Word for word, give the records again, dropping any picture they hold.

(Records shown begins)

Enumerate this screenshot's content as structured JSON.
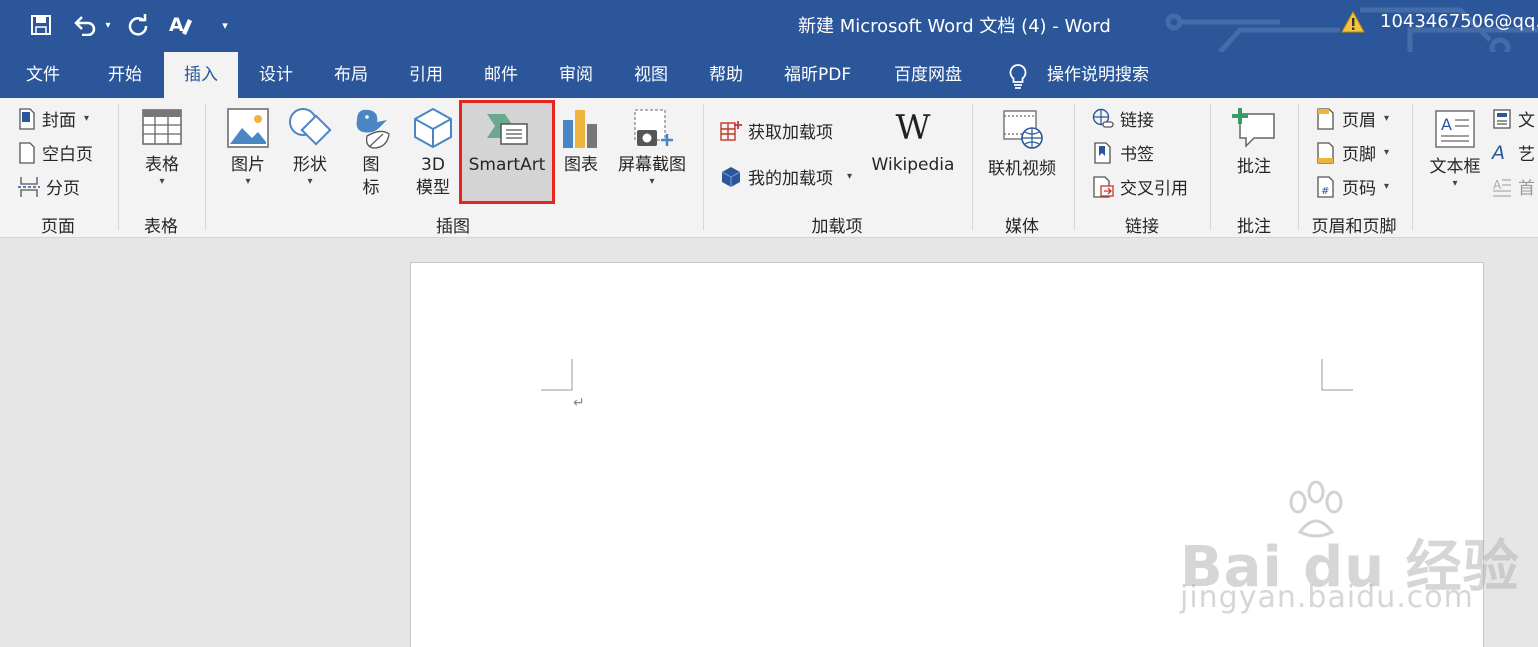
{
  "titlebar": {
    "document_title": "新建 Microsoft Word 文档 (4)  -  Word",
    "account": "1043467506@qq.",
    "bg_color": "#2b579a"
  },
  "qat": {
    "icons": [
      "save-icon",
      "undo-icon",
      "redo-icon",
      "spelling-icon",
      "customize-qat-icon"
    ]
  },
  "tabs": [
    {
      "label": "文件"
    },
    {
      "label": "开始"
    },
    {
      "label": "插入",
      "active": true
    },
    {
      "label": "设计"
    },
    {
      "label": "布局"
    },
    {
      "label": "引用"
    },
    {
      "label": "邮件"
    },
    {
      "label": "审阅"
    },
    {
      "label": "视图"
    },
    {
      "label": "帮助"
    },
    {
      "label": "福昕PDF"
    },
    {
      "label": "百度网盘"
    }
  ],
  "tell_me": {
    "label": "操作说明搜索"
  },
  "ribbon": {
    "pages": {
      "group_label": "页面",
      "cover": "封面",
      "blank_page": "空白页",
      "page_break": "分页"
    },
    "tables": {
      "group_label": "表格",
      "table": "表格"
    },
    "illustrations": {
      "group_label": "插图",
      "pictures": "图片",
      "shapes": "形状",
      "icons_line1": "图",
      "icons_line2": "标",
      "model3d_line1": "3D",
      "model3d_line2": "模型",
      "smartart": "SmartArt",
      "chart": "图表",
      "screenshot": "屏幕截图"
    },
    "addins": {
      "group_label": "加载项",
      "get_addins": "获取加载项",
      "my_addins": "我的加载项",
      "wikipedia": "Wikipedia",
      "wiki_logo": "W"
    },
    "media": {
      "group_label": "媒体",
      "online_video": "联机视频"
    },
    "links": {
      "group_label": "链接",
      "link": "链接",
      "bookmark": "书签",
      "cross_ref": "交叉引用"
    },
    "comments": {
      "group_label": "批注",
      "comment": "批注"
    },
    "header_footer": {
      "group_label": "页眉和页脚",
      "header": "页眉",
      "footer": "页脚",
      "page_number": "页码"
    },
    "text": {
      "textbox": "文本框",
      "quick_parts": "文",
      "wordart": "艺",
      "drop_cap": "首"
    },
    "highlight_color": "#e8241f"
  },
  "document": {
    "paragraph_mark": "↵"
  },
  "watermark": {
    "main": "Bai du 经验",
    "sub": "jingyan.baidu.com"
  }
}
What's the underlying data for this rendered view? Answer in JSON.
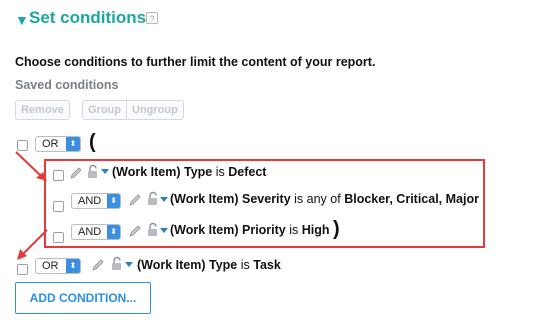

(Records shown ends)

## Reply
Enumerate this screenshot's content as structured JSON.
{
  "titlebar": {
    "document_title": "新建 Microsoft Word 文档 (4)  -  Word",
    "account": "1043467506@qq.",
    "bg_color": "#2b579a"
  },
  "qat": {
    "icons": [
      "save-icon",
      "undo-icon",
      "redo-icon",
      "spelling-icon",
      "customize-qat-icon"
    ]
  },
  "tabs": [
    {
      "label": "文件"
    },
    {
      "label": "开始"
    },
    {
      "label": "插入",
      "active": true
    },
    {
      "label": "设计"
    },
    {
      "label": "布局"
    },
    {
      "label": "引用"
    },
    {
      "label": "邮件"
    },
    {
      "label": "审阅"
    },
    {
      "label": "视图"
    },
    {
      "label": "帮助"
    },
    {
      "label": "福昕PDF"
    },
    {
      "label": "百度网盘"
    }
  ],
  "tell_me": {
    "label": "操作说明搜索"
  },
  "ribbon": {
    "pages": {
      "group_label": "页面",
      "cover": "封面",
      "blank_page": "空白页",
      "page_break": "分页"
    },
    "tables": {
      "group_label": "表格",
      "table": "表格"
    },
    "illustrations": {
      "group_label": "插图",
      "pictures": "图片",
      "shapes": "形状",
      "icons_line1": "图",
      "icons_line2": "标",
      "model3d_line1": "3D",
      "model3d_line2": "模型",
      "smartart": "SmartArt",
      "chart": "图表",
      "screenshot": "屏幕截图"
    },
    "addins": {
      "group_label": "加载项",
      "get_addins": "获取加载项",
      "my_addins": "我的加载项",
      "wikipedia": "Wikipedia",
      "wiki_logo": "W"
    },
    "media": {
      "group_label": "媒体",
      "online_video": "联机视频"
    },
    "links": {
      "group_label": "链接",
      "link": "链接",
      "bookmark": "书签",
      "cross_ref": "交叉引用"
    },
    "comments": {
      "group_label": "批注",
      "comment": "批注"
    },
    "header_footer": {
      "group_label": "页眉和页脚",
      "header": "页眉",
      "footer": "页脚",
      "page_number": "页码"
    },
    "text": {
      "textbox": "文本框",
      "quick_parts": "文",
      "wordart": "艺",
      "drop_cap": "首"
    },
    "highlight_color": "#e8241f"
  },
  "document": {
    "paragraph_mark": "↵"
  },
  "watermark": {
    "main": "Bai du 经验",
    "sub": "jingyan.baidu.com"
  }
}
What's the underlying data for this rendered view? Answer in JSON.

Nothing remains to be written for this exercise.